Driving down the road, looking in the rear view mirror, I see that the road behind me stretches farther back than the one ahead.
The passing of time appears linear but it’s quite elastic. As a teenager, the thought of living to age 61 was unimaginable
As a parent, there were nights that felt eternal when one of my babies was sick and crying for hours. There were days that seemed like they would never end when chasing two girls as toddlers, constantly trying to keep them from harm. Tension created by adolescent drama made an hour feel like months. Then suddenly, they were off to college, graduating and starting their own lives. Now, I look back at the past and the time seems fleeting. I’ve lived in different places, in changing political eras, and raised children all in the blink of an eye.
Chronologically, time doesn’t go faster as I age but it does feel that way. It’s the same 60 seconds, 60 minutes, 24 hours I’ve always had. If I stay present and mindful, time does slow down momentarily. I’ve spent many years working on understanding myself, our family dynamics, learning to communicate, how to be emotionally, psychologically and spiritually healthy.
In the future, I expect to be better at practicing lovingkindness, compassion and mindfulness. I understand the constancy of change. I’ve learned skills to help me cope with change. I have a relationship with nature that guides me through lunar cycles and solar seasons. Curiosity and creativity provide me with incentive to continue to grow. I know that I’m part of everything, I’m made of stardust. My inner strength increases as I weather challenges and some of the ravages of time.

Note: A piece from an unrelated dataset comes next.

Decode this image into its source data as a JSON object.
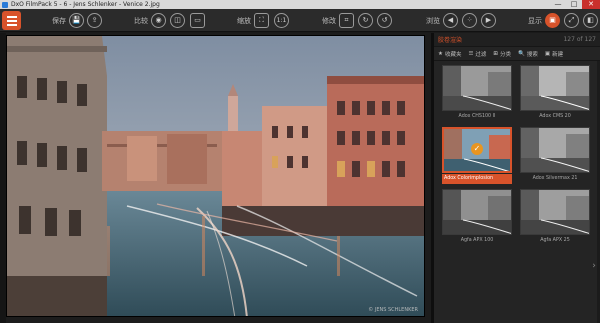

Should I be blessed to live until a ripe old age, I believe that my inner world will expand as my outer existence contracts. The road will become more narrow, until eventually it’s a footpath I take as I let go and experience death as another form of birth.